(Reuters) - The United States' top general on Monday warned Iran not to get involved in the crisis in Israel and said he did not want the conflict to the broaden, as Lebanese armed group Hezbollah fired a salvo of rockets onto northern Israel
The White House earlier on Monday said that Iran was complicit even though the United States has no intelligence or evidence that points to Iran's direct participation in attacks in Israel by Palestinian Islamist group Hamas.
Asked what his message for Iran was, General Charles Q. Brown, the chairman of the Joint Chiefs of Staff, said: "Not to get involved."
Israeli shelling on Lebanon killed at least three Hezbollah militants on Monday, and Israel said one of its officers was killed during an earlier cross-border raid claimed by Palestinians in Lebanon.
The cross-border violence marked a significant expansion of a conflict between Israel and Palestinian militants in Gaza to the Israeli-Lebanese border further north.
Iran-backed Hezbollah and Israel fought a brutal month-long war in 2006.
"We want to send a pretty strong message. We do not want this to broaden and the idea is for Iran to get that message loud and clear," Brown told a small group of reporters traveling with him to Brussels, in his first public comments since being confirmed to the job last month.

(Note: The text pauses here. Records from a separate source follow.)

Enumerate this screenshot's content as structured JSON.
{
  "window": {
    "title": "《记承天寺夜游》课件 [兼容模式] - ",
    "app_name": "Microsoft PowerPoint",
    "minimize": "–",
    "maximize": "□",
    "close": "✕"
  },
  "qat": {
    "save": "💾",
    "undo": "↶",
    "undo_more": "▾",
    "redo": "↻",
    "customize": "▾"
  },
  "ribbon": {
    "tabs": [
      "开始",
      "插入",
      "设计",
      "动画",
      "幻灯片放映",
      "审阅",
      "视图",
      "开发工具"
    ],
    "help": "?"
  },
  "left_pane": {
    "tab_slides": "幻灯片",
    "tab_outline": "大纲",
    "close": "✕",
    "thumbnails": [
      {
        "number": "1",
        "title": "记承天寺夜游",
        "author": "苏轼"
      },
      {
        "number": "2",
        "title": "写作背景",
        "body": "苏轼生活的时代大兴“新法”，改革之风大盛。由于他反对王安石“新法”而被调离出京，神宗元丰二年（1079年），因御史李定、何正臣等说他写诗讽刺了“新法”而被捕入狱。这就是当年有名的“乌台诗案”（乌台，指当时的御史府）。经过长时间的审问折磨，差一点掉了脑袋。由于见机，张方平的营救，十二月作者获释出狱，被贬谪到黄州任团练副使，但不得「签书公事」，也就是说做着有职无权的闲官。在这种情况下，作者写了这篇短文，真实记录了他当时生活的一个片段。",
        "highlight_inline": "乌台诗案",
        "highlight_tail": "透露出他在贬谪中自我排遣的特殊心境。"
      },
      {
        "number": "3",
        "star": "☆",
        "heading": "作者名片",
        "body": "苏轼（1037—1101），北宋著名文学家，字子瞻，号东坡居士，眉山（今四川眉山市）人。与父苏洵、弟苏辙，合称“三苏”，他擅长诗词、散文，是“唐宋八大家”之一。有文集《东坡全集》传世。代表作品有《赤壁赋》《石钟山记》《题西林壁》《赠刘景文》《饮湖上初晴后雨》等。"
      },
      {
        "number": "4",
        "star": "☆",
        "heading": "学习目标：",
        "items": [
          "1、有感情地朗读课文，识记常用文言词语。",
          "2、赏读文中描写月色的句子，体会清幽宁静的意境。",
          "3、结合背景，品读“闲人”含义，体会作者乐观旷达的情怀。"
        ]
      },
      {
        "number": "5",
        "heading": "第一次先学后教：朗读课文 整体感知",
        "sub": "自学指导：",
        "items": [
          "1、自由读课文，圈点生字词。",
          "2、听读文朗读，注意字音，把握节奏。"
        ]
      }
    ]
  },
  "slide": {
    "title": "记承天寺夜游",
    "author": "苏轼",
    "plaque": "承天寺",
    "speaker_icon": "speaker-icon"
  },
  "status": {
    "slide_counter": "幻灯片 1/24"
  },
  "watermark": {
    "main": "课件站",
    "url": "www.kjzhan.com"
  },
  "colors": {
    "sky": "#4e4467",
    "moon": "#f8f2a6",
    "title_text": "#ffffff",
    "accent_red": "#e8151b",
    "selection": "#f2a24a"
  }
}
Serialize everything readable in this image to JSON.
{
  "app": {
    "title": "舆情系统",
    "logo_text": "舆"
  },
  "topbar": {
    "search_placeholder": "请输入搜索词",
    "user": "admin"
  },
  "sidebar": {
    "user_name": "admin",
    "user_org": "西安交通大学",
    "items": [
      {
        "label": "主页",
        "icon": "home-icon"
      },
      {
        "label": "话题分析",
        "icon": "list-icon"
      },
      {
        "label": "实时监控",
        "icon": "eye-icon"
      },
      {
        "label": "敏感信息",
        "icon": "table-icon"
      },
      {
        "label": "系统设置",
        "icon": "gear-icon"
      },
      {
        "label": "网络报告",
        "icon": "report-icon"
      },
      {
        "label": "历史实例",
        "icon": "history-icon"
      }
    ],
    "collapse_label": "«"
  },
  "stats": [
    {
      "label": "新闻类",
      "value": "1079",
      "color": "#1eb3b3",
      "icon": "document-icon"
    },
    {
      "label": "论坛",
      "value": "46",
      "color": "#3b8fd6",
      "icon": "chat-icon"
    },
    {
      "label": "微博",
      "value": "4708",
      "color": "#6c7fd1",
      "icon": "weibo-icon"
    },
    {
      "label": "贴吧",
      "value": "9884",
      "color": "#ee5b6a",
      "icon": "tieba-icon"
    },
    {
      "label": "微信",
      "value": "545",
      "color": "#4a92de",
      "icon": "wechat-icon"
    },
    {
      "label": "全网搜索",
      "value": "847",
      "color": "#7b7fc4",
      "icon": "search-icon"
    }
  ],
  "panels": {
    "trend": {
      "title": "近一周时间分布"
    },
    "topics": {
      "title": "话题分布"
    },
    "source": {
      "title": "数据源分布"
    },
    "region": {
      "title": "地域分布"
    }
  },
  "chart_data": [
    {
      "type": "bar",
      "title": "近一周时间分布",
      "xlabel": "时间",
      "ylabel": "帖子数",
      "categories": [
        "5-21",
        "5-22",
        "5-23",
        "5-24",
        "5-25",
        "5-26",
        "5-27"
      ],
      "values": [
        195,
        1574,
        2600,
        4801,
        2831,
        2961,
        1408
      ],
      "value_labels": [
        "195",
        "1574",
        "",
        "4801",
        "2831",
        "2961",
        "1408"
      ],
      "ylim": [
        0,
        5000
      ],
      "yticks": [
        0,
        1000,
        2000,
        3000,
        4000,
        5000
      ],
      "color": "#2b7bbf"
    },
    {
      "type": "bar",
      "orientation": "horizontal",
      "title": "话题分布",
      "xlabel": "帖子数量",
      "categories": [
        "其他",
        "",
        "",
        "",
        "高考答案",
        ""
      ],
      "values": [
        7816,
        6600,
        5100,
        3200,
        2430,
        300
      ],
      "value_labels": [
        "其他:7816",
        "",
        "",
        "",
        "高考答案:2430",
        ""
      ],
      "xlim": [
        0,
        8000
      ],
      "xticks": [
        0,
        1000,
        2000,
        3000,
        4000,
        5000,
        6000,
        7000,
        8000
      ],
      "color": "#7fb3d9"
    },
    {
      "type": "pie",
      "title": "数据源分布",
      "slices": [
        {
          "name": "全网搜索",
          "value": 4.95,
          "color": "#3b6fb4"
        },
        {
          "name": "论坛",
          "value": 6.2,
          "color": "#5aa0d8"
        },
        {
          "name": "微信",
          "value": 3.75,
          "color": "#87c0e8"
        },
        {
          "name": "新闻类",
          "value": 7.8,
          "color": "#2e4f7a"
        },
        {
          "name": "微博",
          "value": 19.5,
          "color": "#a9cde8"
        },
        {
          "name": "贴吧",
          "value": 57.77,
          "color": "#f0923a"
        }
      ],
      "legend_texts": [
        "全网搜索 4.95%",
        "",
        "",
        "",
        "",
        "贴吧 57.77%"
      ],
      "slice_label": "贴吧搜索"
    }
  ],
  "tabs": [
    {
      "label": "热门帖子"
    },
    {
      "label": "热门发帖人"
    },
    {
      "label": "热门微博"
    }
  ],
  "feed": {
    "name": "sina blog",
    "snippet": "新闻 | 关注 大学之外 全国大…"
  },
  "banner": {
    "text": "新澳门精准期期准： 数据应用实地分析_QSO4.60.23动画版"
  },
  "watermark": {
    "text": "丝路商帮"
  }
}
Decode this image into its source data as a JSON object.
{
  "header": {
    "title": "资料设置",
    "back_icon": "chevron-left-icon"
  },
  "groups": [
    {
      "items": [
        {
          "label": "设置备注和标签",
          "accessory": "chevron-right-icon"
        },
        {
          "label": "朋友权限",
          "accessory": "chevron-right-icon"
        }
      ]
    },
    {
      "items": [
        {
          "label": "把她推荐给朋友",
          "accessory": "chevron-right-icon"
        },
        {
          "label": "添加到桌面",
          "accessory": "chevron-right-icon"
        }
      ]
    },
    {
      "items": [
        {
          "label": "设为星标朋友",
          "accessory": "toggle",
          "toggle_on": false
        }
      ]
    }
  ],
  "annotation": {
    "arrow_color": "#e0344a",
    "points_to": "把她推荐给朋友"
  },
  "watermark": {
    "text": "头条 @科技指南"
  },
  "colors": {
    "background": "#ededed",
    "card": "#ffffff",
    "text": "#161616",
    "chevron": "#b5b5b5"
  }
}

The U.S. military is "surging" fresh supplies of air defenses, munitions and other security assistance to Israel to help it respond to an unprecedented weekend attack by Hamas.
On Sunday, the Pentagon announced that it was sending an aircraft carrier strike group closer to Israel.
"It sends a very strong message of support for Israel. But it's also to send a strong message of deterrence to contain broadening this particular conflict," Brown said.
He compared Hamas' actions to those of Islamic State militants.
Brown has been the deputy commander of U.S. Central Command, which oversees military operations in the Middle East, and oversaw coalition air operations against Islamic State.